#### TASK OBJECTIVE:
Below is a listing; reproduce each line of it exactly.

***** SOURCE DATA *****

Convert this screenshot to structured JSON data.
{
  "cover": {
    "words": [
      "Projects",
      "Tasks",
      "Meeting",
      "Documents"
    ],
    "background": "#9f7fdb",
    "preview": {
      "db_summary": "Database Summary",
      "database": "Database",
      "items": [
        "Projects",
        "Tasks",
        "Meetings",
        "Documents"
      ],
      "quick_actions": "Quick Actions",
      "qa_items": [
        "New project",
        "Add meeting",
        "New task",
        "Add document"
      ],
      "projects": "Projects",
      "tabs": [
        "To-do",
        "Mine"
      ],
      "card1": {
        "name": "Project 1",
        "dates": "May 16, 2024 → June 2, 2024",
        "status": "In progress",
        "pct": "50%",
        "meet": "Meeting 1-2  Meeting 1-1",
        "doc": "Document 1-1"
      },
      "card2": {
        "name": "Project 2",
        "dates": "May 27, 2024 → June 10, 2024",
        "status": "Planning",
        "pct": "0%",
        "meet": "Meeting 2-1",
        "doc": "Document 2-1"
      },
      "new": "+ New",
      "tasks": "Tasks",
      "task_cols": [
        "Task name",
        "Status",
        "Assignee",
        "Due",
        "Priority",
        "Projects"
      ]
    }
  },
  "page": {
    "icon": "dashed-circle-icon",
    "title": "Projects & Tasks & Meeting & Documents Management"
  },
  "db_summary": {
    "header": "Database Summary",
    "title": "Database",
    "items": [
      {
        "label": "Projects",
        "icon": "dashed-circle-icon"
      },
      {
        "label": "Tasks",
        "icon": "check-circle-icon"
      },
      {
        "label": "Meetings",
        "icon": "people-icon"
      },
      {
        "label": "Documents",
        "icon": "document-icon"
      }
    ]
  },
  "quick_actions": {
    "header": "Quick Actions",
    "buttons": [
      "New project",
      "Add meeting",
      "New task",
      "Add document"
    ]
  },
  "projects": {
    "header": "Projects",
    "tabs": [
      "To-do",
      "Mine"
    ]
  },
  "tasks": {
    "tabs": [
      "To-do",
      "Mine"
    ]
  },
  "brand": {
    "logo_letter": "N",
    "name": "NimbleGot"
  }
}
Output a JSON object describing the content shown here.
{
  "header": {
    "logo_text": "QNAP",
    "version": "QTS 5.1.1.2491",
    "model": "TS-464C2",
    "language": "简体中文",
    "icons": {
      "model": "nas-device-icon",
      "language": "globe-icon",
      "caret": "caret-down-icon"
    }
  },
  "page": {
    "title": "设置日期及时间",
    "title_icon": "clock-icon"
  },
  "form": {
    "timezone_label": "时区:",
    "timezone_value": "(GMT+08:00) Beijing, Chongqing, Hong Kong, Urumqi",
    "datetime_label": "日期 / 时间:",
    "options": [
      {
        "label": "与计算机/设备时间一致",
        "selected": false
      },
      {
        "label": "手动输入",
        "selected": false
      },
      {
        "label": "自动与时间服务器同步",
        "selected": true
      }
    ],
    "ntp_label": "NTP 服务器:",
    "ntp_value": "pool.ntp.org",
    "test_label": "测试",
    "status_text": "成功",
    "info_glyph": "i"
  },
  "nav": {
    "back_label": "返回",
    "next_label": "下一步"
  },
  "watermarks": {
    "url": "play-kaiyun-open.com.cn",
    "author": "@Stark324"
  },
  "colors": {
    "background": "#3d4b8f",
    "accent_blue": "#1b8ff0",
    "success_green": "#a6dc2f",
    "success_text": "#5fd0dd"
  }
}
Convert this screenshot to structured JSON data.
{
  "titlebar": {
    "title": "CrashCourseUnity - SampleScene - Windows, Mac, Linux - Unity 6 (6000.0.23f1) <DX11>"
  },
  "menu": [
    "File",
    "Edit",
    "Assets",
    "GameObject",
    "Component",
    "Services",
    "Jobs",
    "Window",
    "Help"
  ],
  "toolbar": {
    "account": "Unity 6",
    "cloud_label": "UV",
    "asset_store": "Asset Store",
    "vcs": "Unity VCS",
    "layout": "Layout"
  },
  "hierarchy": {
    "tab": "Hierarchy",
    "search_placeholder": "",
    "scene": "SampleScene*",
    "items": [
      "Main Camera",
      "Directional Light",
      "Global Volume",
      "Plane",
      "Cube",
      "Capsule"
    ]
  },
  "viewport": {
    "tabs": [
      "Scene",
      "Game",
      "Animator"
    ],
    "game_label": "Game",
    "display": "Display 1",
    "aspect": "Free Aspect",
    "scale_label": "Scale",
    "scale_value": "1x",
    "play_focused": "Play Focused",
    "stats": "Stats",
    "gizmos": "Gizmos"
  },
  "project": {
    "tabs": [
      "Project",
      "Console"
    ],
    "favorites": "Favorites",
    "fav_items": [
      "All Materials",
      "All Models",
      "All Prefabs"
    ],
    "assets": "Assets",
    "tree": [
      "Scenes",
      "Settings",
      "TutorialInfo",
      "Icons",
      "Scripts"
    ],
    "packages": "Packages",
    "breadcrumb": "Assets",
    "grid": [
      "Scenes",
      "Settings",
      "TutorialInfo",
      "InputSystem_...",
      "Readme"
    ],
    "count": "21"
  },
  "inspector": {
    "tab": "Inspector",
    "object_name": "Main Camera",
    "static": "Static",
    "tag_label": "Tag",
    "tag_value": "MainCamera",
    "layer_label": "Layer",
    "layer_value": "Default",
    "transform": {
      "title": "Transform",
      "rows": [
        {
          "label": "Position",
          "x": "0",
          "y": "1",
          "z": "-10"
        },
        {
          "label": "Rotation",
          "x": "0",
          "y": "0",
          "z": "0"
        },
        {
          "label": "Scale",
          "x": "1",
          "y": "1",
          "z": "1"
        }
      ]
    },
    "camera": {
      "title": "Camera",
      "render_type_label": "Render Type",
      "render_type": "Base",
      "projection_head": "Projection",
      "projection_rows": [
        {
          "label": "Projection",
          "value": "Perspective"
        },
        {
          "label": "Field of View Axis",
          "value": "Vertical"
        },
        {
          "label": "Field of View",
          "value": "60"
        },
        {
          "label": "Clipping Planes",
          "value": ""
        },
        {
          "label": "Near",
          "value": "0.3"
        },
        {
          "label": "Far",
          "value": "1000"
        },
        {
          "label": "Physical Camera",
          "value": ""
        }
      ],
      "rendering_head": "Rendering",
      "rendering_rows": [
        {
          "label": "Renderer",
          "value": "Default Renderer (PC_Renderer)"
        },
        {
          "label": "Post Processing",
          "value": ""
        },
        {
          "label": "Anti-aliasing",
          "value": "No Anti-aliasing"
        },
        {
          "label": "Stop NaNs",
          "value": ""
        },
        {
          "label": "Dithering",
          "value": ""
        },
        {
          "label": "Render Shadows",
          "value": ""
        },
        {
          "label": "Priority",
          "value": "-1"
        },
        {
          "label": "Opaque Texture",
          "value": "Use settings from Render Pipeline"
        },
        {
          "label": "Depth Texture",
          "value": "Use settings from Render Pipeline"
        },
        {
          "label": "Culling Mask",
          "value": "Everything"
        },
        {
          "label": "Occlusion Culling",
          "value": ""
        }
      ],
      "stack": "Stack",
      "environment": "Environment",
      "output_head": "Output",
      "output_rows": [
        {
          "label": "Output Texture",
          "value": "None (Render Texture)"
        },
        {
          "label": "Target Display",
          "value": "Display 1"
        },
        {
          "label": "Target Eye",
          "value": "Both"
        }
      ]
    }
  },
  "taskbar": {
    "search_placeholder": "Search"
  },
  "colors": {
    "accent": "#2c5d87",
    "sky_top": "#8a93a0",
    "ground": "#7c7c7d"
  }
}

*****

#### FINAL ANSWER:
Convert this screenshot to structured JSON data.
{
  "cover": {
    "words": [
      "Projects",
      "Tasks",
      "Meeting",
      "Documents"
    ],
    "background": "#9f7fdb",
    "preview": {
      "db_summary": "Database Summary",
      "database": "Database",
      "items": [
        "Projects",
        "Tasks",
        "Meetings",
        "Documents"
      ],
      "quick_actions": "Quick Actions",
      "qa_items": [
        "New project",
        "Add meeting",
        "New task",
        "Add document"
      ],
      "projects": "Projects",
      "tabs": [
        "To-do",
        "Mine"
      ],
      "card1": {
        "name": "Project 1",
        "dates": "May 16, 2024 → June 2, 2024",
        "status": "In progress",
        "pct": "50%",
        "meet": "Meeting 1-2  Meeting 1-1",
        "doc": "Document 1-1"
      },
      "card2": {
        "name": "Project 2",
        "dates": "May 27, 2024 → June 10, 2024",
        "status": "Planning",
        "pct": "0%",
        "meet": "Meeting 2-1",
        "doc": "Document 2-1"
      },
      "new": "+ New",
      "tasks": "Tasks",
      "task_cols": [
        "Task name",
        "Status",
        "Assignee",
        "Due",
        "Priority",
        "Projects"
      ]
    }
  },
  "page": {
    "icon": "dashed-circle-icon",
    "title": "Projects & Tasks & Meeting & Documents Management"
  },
  "db_summary": {
    "header": "Database Summary",
    "title": "Database",
    "items": [
      {
        "label": "Projects",
        "icon": "dashed-circle-icon"
      },
      {
        "label": "Tasks",
        "icon": "check-circle-icon"
      },
      {
        "label": "Meetings",
        "icon": "people-icon"
      },
      {
        "label": "Documents",
        "icon": "document-icon"
      }
    ]
  },
  "quick_actions": {
    "header": "Quick Actions",
    "buttons": [
      "New project",
      "Add meeting",
      "New task",
      "Add document"
    ]
  },
  "projects": {
    "header": "Projects",
    "tabs": [
      "To-do",
      "Mine"
    ]
  },
  "tasks": {
    "tabs": [
      "To-do",
      "Mine"
    ]
  },
  "brand": {
    "logo_letter": "N",
    "name": "NimbleGot"
  }
}
Output a JSON object describing the content shown here.
{
  "header": {
    "logo_text": "QNAP",
    "version": "QTS 5.1.1.2491",
    "model": "TS-464C2",
    "language": "简体中文",
    "icons": {
      "model": "nas-device-icon",
      "language": "globe-icon",
      "caret": "caret-down-icon"
    }
  },
  "page": {
    "title": "设置日期及时间",
    "title_icon": "clock-icon"
  },
  "form": {
    "timezone_label": "时区:",
    "timezone_value": "(GMT+08:00) Beijing, Chongqing, Hong Kong, Urumqi",
    "datetime_label": "日期 / 时间:",
    "options": [
      {
        "label": "与计算机/设备时间一致",
        "selected": false
      },
      {
        "label": "手动输入",
        "selected": false
      },
      {
        "label": "自动与时间服务器同步",
        "selected": true
      }
    ],
    "ntp_label": "NTP 服务器:",
    "ntp_value": "pool.ntp.org",
    "test_label": "测试",
    "status_text": "成功",
    "info_glyph": "i"
  },
  "nav": {
    "back_label": "返回",
    "next_label": "下一步"
  },
  "watermarks": {
    "url": "play-kaiyun-open.com.cn",
    "author": "@Stark324"
  },
  "colors": {
    "background": "#3d4b8f",
    "accent_blue": "#1b8ff0",
    "success_green": "#a6dc2f",
    "success_text": "#5fd0dd"
  }
}
Convert this screenshot to structured JSON data.
{
  "titlebar": {
    "title": "CrashCourseUnity - SampleScene - Windows, Mac, Linux - Unity 6 (6000.0.23f1) <DX11>"
  },
  "menu": [
    "File",
    "Edit",
    "Assets",
    "GameObject",
    "Component",
    "Services",
    "Jobs",
    "Window",
    "Help"
  ],
  "toolbar": {
    "account": "Unity 6",
    "cloud_label": "UV",
    "asset_store": "Asset Store",
    "vcs": "Unity VCS",
    "layout": "Layout"
  },
  "hierarchy": {
    "tab": "Hierarchy",
    "search_placeholder": "",
    "scene": "SampleScene*",
    "items": [
      "Main Camera",
      "Directional Light",
      "Global Volume",
      "Plane",
      "Cube",
      "Capsule"
    ]
  },
  "viewport": {
    "tabs": [
      "Scene",
      "Game",
      "Animator"
    ],
    "game_label": "Game",
    "display": "Display 1",
    "aspect": "Free Aspect",
    "scale_label": "Scale",
    "scale_value": "1x",
    "play_focused": "Play Focused",
    "stats": "Stats",
    "gizmos": "Gizmos"
  },
  "project": {
    "tabs": [
      "Project",
      "Console"
    ],
    "favorites": "Favorites",
    "fav_items": [
      "All Materials",
      "All Models",
      "All Prefabs"
    ],
    "assets": "Assets",
    "tree": [
      "Scenes",
      "Settings",
      "TutorialInfo",
      "Icons",
      "Scripts"
    ],
    "packages": "Packages",
    "breadcrumb": "Assets",
    "grid": [
      "Scenes",
      "Settings",
      "TutorialInfo",
      "InputSystem_...",
      "Readme"
    ],
    "count": "21"
  },
  "inspector": {
    "tab": "Inspector",
    "object_name": "Main Camera",
    "static": "Static",
    "tag_label": "Tag",
    "tag_value": "MainCamera",
    "layer_label": "Layer",
    "layer_value": "Default",
    "transform": {
      "title": "Transform",
      "rows": [
        {
          "label": "Position",
          "x": "0",
          "y": "1",
          "z": "-10"
        },
        {
          "label": "Rotation",
          "x": "0",
          "y": "0",
          "z": "0"
        },
        {
          "label": "Scale",
          "x": "1",
          "y": "1",
          "z": "1"
        }
      ]
    },
    "camera": {
      "title": "Camera",
      "render_type_label": "Render Type",
      "render_type": "Base",
      "projection_head": "Projection",
      "projection_rows": [
        {
          "label": "Projection",
          "value": "Perspective"
        },
        {
          "label": "Field of View Axis",
          "value": "Vertical"
        },
        {
          "label": "Field of View",
          "value": "60"
        },
        {
          "label": "Clipping Planes",
          "value": ""
        },
        {
          "label": "Near",
          "value": "0.3"
        },
        {
          "label": "Far",
          "value": "1000"
        },
        {
          "label": "Physical Camera",
          "value": ""
        }
      ],
      "rendering_head": "Rendering",
      "rendering_rows": [
        {
          "label": "Renderer",
          "value": "Default Renderer (PC_Renderer)"
        },
        {
          "label": "Post Processing",
          "value": ""
        },
        {
          "label": "Anti-aliasing",
          "value": "No Anti-aliasing"
        },
        {
          "label": "Stop NaNs",
          "value": ""
        },
        {
          "label": "Dithering",
          "value": ""
        },
        {
          "label": "Render Shadows",
          "value": ""
        },
        {
          "label": "Priority",
          "value": "-1"
        },
        {
          "label": "Opaque Texture",
          "value": "Use settings from Render Pipeline"
        },
        {
          "label": "Depth Texture",
          "value": "Use settings from Render Pipeline"
        },
        {
          "label": "Culling Mask",
          "value": "Everything"
        },
        {
          "label": "Occlusion Culling",
          "value": ""
        }
      ],
      "stack": "Stack",
      "environment": "Environment",
      "output_head": "Output",
      "output_rows": [
        {
          "label": "Output Texture",
          "value": "None (Render Texture)"
        },
        {
          "label": "Target Display",
          "value": "Display 1"
        },
        {
          "label": "Target Eye",
          "value": "Both"
        }
      ]
    }
  },
  "taskbar": {
    "search_placeholder": "Search"
  },
  "colors": {
    "accent": "#2c5d87",
    "sky_top": "#8a93a0",
    "ground": "#7c7c7d"
  }
}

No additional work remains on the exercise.